The Canadian pilot of a Korean airliner that crashed is arrested for endangering the lives of his passengers. Cigarette taxes are lowered in an attempt to reduce smuggling. Trade barriers between provinces are reduced. The Inuit of Northern Québec arrange for self-government. The Parti Québecois win a narrow majority.
The Canadian Airborne Regiment is disbanded in the midst of public outcries over hazing. The East is embroiled in fishing disputes. The provincial government of Newfoundland takes control of its schools from the church. Premier Jacques Parizeau explains the narrow failure of a Québec sovereignty referendum with some ill-advised remarks regarding non-francophones; he is soon replaced by Lucien Bouchard. The Québec Cree and Inuit peoples hold their own referenda and reject separation from Canada. Alexa McDonough is elected leader of the federal NDP (Oct.) An intruder breaks into the Prime Minister's residence (Nov.).
Huge spending cuts are initiated in most provinces. A major land-claim agreement is made with the Nisg'a of B.C. The two-dollar coin is unveiled (Feb.). Mike Harcourt, plagued by allegations that fundraisers diverted charity funds to the NDP, is succeeded by Glen Clark as Premier of B.C. The Somalia inquiry is underway. Federal legislation attempts to ban discrimination against homosexuals. The Chicoutimi region of Québec is hit by major flooding. A major international AIDS conference is held in Vancouver (July).
A thirteen kilometre bridge connecting Prince Edward Island to the mainland is opened. Massive flooding approaches Winnipeg (May). Disputes over salmon fishing lead to tension between the U.S. and Canada in the Pacific Northwest. Ontario teachers stage a huge walkout to protest unpopular policies of the Mike Harris government. A murder in Victoria draws attention to growing violence among teenaged girls (Nov.). The Supreme Court rules that natives' oral history is legitimate in making land claims in B.C. (Dec.).

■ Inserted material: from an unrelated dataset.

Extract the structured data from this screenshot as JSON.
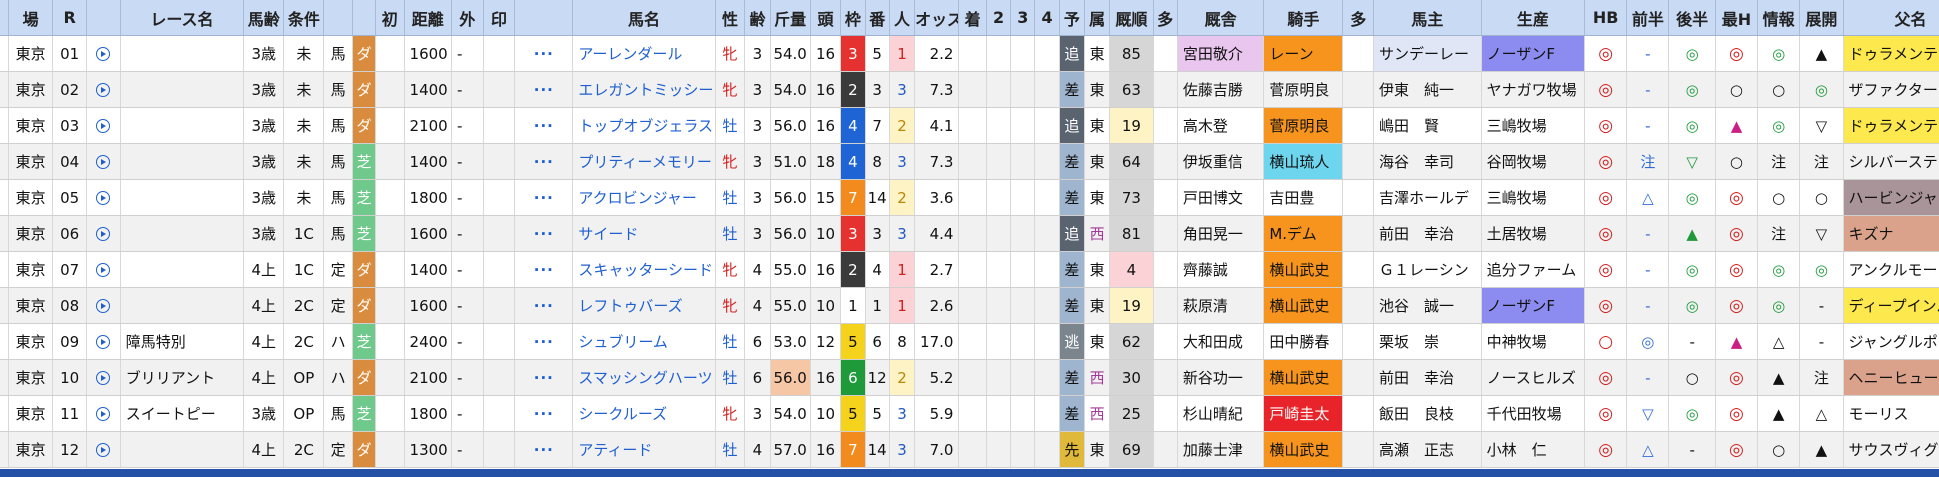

A powerful ice storm paralyzes huge portions of Québec and Ontario. The federal government issues a formal apology to native peoples for past injustices like the residential school system (Jan.). Native loggers protest restrictions in the forests of New Brunswick (Apr.). Controversy surrounds the Nisga'a treaty, including some measure of self-government. A Human Rights Tribunal concludes that the Public Service Alliance of Canada has a right to call for pay equity (Jul.). The value of the Canadian dollar declines precipitously (Aug.). A Swissair MD-11 crashes into the sea off Peggy's Cove, N.S., killing 229 people (Sep.).
Several successive waves of illegal immigrants arrive on the shores of B.C. (Aug.) In the B.C. interior, native peoples log in defiance of government authorities; on the east coast, native peoples fish in defiance of government authorities (Sep.).
Controversy rages about financial mismanagement of billions of dollars of public grants (Feb.).
Last reviewed 12/19/2012 11:16:39 PM